Among Khama’s interventions that fare badly is the Ipelegeng project which the research team says is a negative cost to agricultural productivity. “The cost of this government intervention on agricultural productivity has been very high because instead of complementing the agricultural programmes the intervention draw away poor farmers and agricultural labour from the risky agricultural pursuit to more certain, though minimal reward of working in Ipelegeng.”
The Integrated Support Programme for Arable Agriculture Development (ISPAAD), another of President Khama’s pet projects finds itself at cross purposes with Ipelegeng.
According to the study, “in some extremes, some farmers cultivate their lands through ISPAAD programme then join Ipelegeng programme leaving the fields un-weeded and not harvested. Hence government intervention is a negative cost to agricultural productivity because it could motivate households to migrate and leave farming operations.”
The team which was tasked with studying “ the contribution of sustainable natural resource management systems to economic growth, poverty eradication and achievement of NDP 10 goals recently presented its report to the Ministry of Finance and Development Planning.
The study also revealed that millions of pula spent by government over the past 30 years in agricultural programmes like ARAP and ALDEP “have not significantly improved the food security in the country.┬á On 30th June 2008 two months after President Khama ascended to office, ALDEP 11 was replaced with ISPAAD to “address challenges facing arable farmers and the inherent low productivity of the arable sub sector. It was envisaged that the performance of the arable sub sector would be greatly improved by establishing Agricultural Service Centers and assisting arable farmers to acquire requisite inputs and draught power to undertake tillage.”
The study, however observed that in Botswana, agricultural activities are not main sources of income for households, including in rural areas, and they less frequently contribute to household income. “This observation is valid despite an acknowledgement based on high participation rates of beneficiaries of government input support programmes that a large proportion of households are engaged in agricultural production.
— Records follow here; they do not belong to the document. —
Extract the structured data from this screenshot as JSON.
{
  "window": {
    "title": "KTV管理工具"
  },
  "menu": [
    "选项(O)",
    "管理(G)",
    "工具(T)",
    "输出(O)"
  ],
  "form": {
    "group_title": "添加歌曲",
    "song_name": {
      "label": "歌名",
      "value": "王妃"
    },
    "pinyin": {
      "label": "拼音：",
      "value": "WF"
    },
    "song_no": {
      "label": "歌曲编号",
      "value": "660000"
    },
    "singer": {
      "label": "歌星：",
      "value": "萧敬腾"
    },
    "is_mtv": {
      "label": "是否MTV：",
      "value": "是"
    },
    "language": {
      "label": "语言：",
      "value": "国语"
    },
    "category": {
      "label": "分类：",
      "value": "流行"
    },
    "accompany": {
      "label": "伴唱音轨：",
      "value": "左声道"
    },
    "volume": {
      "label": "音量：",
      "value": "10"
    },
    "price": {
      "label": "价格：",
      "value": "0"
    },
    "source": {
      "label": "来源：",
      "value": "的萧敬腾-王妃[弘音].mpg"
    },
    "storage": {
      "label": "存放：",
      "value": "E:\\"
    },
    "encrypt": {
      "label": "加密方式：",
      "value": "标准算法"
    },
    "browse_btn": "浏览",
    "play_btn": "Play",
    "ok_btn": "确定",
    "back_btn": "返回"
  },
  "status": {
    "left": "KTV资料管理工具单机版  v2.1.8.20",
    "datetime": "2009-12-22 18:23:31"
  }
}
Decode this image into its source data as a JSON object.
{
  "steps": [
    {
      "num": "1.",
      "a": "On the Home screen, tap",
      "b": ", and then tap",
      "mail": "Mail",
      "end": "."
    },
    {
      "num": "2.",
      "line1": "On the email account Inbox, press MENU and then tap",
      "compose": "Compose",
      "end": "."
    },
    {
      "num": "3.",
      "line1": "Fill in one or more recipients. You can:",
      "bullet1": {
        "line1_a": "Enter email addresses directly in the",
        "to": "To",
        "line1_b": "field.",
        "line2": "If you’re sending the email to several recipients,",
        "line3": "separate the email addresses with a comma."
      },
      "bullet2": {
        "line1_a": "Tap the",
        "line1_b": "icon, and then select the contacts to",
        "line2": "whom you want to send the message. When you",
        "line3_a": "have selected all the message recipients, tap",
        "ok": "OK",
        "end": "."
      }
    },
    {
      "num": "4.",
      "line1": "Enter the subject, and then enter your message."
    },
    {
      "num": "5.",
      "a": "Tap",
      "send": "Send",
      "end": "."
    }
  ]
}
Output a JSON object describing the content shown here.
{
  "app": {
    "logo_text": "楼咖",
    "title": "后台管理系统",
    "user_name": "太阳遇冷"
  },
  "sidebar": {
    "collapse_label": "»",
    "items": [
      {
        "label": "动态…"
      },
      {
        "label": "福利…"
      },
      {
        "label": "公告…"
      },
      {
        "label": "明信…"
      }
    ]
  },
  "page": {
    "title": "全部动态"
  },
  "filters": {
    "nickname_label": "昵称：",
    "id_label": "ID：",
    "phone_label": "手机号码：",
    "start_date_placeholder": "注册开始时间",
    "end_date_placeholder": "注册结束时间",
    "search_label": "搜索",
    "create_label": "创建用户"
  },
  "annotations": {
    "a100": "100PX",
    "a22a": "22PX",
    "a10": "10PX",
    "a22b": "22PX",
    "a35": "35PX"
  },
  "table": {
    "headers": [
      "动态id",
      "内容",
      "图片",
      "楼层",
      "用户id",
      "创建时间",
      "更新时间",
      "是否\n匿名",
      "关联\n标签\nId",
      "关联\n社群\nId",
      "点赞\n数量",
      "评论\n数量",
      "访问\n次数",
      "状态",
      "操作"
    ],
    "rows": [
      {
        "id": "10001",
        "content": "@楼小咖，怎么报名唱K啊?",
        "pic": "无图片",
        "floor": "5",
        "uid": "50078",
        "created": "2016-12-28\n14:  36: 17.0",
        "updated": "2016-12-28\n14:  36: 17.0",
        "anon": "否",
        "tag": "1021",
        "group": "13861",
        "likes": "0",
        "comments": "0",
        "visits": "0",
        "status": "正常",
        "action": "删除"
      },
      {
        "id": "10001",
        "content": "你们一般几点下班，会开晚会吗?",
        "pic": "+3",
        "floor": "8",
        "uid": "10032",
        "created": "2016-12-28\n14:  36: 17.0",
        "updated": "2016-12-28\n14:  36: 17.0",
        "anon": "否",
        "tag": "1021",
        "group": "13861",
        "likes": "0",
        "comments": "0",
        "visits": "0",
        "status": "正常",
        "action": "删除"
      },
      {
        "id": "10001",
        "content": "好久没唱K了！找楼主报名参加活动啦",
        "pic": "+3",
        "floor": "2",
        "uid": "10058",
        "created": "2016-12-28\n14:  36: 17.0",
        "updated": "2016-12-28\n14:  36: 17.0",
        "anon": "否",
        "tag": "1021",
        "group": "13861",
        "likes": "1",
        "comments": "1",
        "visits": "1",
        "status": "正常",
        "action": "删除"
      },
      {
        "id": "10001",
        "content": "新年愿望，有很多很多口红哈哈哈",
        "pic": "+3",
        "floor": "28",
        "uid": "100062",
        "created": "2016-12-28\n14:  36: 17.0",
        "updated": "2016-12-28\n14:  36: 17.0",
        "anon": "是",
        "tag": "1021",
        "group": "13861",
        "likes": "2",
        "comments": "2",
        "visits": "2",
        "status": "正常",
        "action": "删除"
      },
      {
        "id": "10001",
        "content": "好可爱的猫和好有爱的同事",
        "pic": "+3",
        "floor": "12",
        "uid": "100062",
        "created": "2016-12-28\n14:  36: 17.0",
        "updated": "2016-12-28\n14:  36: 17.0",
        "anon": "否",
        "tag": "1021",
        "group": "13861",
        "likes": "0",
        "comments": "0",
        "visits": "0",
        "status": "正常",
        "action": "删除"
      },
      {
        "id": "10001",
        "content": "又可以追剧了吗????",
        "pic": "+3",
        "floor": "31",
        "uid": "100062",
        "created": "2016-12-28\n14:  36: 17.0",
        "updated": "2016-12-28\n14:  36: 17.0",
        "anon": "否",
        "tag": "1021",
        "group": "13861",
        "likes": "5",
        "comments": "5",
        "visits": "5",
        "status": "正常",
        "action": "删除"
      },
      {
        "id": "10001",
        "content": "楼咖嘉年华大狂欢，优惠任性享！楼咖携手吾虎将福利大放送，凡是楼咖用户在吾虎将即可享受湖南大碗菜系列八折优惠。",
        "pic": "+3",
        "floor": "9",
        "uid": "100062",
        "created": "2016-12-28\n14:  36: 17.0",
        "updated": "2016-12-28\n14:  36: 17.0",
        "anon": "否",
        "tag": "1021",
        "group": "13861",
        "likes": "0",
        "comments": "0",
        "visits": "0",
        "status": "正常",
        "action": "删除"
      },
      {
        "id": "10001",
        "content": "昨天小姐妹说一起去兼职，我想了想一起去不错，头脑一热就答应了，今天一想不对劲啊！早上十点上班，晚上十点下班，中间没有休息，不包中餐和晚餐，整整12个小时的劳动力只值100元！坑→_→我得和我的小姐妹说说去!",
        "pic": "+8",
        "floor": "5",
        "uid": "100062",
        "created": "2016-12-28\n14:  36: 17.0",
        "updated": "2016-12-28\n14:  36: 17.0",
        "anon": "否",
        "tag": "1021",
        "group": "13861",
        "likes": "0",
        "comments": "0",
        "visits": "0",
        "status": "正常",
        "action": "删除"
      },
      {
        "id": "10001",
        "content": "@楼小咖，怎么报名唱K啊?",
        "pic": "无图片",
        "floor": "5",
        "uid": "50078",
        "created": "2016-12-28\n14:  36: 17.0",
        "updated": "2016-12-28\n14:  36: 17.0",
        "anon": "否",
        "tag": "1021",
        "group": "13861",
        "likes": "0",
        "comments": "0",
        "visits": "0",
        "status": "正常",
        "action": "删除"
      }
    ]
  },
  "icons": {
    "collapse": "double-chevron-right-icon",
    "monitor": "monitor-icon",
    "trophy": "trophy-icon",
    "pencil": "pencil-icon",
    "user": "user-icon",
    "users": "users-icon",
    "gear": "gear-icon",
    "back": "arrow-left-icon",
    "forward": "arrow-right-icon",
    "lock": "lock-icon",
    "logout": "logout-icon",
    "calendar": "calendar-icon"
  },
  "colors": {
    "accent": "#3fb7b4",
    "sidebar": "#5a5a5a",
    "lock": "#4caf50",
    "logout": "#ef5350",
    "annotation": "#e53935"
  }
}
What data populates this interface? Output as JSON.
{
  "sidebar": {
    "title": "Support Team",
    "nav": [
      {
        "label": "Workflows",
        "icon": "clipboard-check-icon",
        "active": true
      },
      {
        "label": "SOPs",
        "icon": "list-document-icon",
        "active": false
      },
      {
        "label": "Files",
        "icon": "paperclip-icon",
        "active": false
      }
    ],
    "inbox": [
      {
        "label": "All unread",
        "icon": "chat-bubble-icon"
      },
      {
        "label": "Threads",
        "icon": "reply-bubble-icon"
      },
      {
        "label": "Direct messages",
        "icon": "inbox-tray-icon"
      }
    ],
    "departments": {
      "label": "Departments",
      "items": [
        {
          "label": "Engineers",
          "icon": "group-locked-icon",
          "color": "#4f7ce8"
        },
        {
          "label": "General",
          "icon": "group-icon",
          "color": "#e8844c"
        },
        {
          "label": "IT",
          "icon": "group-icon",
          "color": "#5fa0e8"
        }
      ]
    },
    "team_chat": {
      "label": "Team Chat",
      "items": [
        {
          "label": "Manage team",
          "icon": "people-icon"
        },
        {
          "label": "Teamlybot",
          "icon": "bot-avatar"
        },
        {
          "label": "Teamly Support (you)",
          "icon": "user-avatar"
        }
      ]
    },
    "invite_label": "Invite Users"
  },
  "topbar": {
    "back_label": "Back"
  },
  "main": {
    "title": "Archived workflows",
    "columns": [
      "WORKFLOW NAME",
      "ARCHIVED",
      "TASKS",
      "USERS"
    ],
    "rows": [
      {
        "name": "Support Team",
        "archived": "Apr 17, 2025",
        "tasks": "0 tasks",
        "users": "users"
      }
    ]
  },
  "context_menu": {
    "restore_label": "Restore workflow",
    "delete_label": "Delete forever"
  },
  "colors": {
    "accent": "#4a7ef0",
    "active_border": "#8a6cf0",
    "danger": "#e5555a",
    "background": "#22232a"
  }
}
Thus the effects of unsustainable production and use of natural resources in this sector and the problems of the effects of climate change such as recurring droughts have reduced the role of agricultural sector as a significant contributor to household income (cash and food) and therefore limiting the role of this sector in contributing to poverty eradication.
The study says “further work is needed to answer questions of whether Botswana is growing the right crops and if ISPAAD provides the right seed or whether available water is used to its best competitive advantage.”
The report further states that in a country like Botswana where poverty incidences are higher in rural areas, support for agricultural activities is a necessary but not sufficient means to reduce or eradicate poverty.
The study also questions the wisdom of a recent decision to ban hunting. “we note a tendency by government to take a top down approach to Community Based Natural Resources Management (CBNRM), in which lack of consultation can lead to serious unintended consequences. “the ban on hunting in a 25 km radius around protected areas and the requirement of al CBNRM hunting to be replaced by photographic tourism ( without taking into consideration whether this is realistic for many communities) is an example.
The report states that “the removal of hunting quotas may pose a serious threat to the sustainability of CBNRM in areas where opportunities for photographic tourism are limited.